New York Times
February 21, 2014


Another Step on the Path to Settling Frisk Cases

By BENJAMIN WEISER

A federal appeals panel in Manhattan cleared the way on Friday for the lawsuits challenging the New York Police Department’s stop-and-frisk practices to be sent back to a lower-court judge, a step toward negotiating a final settlement in the longstanding legal dispute.

The city and the plaintiffs had sought to have the case sent back to the United States District Court, where they were seeking approval of a deal that would essentially put in place changes ordered by Judge Shira A. Scheindlin last summer, including the appointment of a monitor.

Several police unions that criticized Judge Scheindlin’s decision had opposed returning the case to the trial court. They sought to intervene and wanted the appeals court to decide the appeal of Judge Scheindlin’s ruling by the administration of Mayor Michael R. Bloomberg, before Mayor Bill de Blasio announced in January that he would seek a broad settlement.

But in its ruling Friday, a three-judge panel of the United States Court of Appeals for the Second Circuit said it was preferable for the unions’ motion to be handled in District Court, “particularly because the appropriateness of intervention and the form it takes could well bear on settlement negotiations.”

The panel, comprising Judges John M. Walker Jr., José A. Cabranes and Barrington D. Parker Jr., ordered the case sent to a lower court judge to supervise settlement discussions “among such concerned or interested parties” as the judge “deems appropriate, and resolving the motions to intervene.”

Judge Analisa Torres has been assigned to the cases in District Court, and the panel said she could hold hearings, if necessary.

Patrick J. Lynch, president of the Police Benevolent Association, said, “Our mission has always been to gain a seat at the table in order to protect our members’ rights and reputations.”

The city’s Law Department said the appeals panel had “recognized the city’s interest in resolving the case, which we now intend to do in the District Court.”

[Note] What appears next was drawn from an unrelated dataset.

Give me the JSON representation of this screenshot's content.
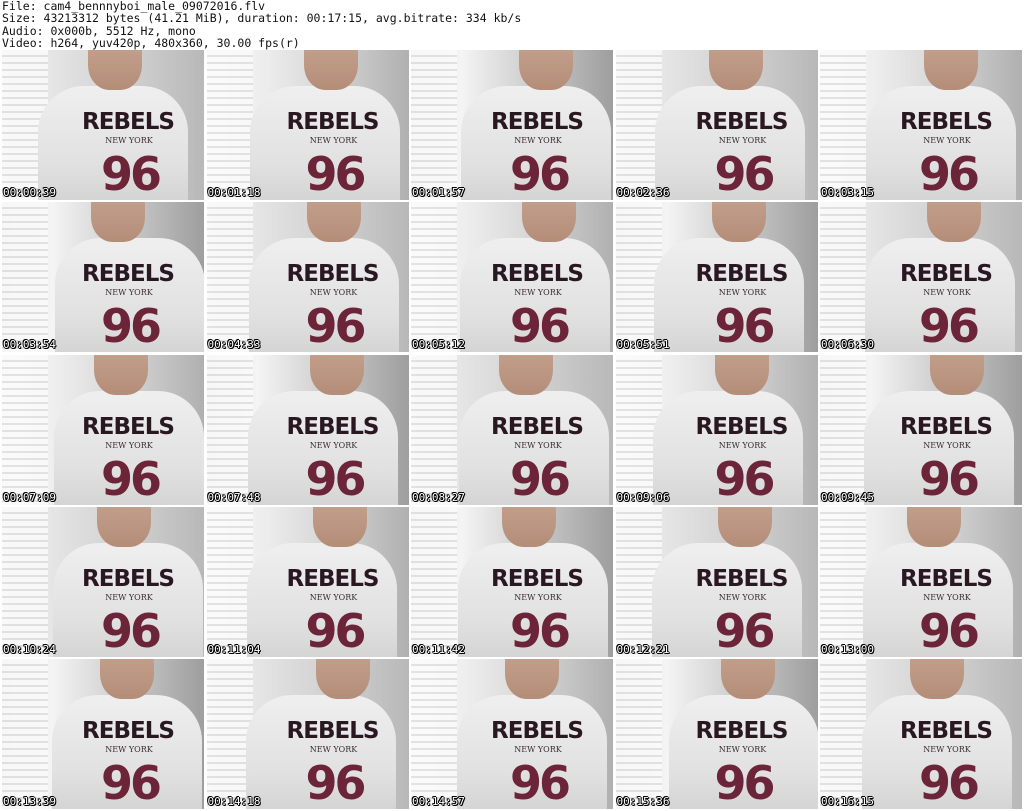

Lawyers for the plaintiffs — people who had been stopped by the police — said they saw the ruling as significant, and a signal that the appeals court would not stand in the way of the de Blasio administration’s decision to settle the cases and make needed changes.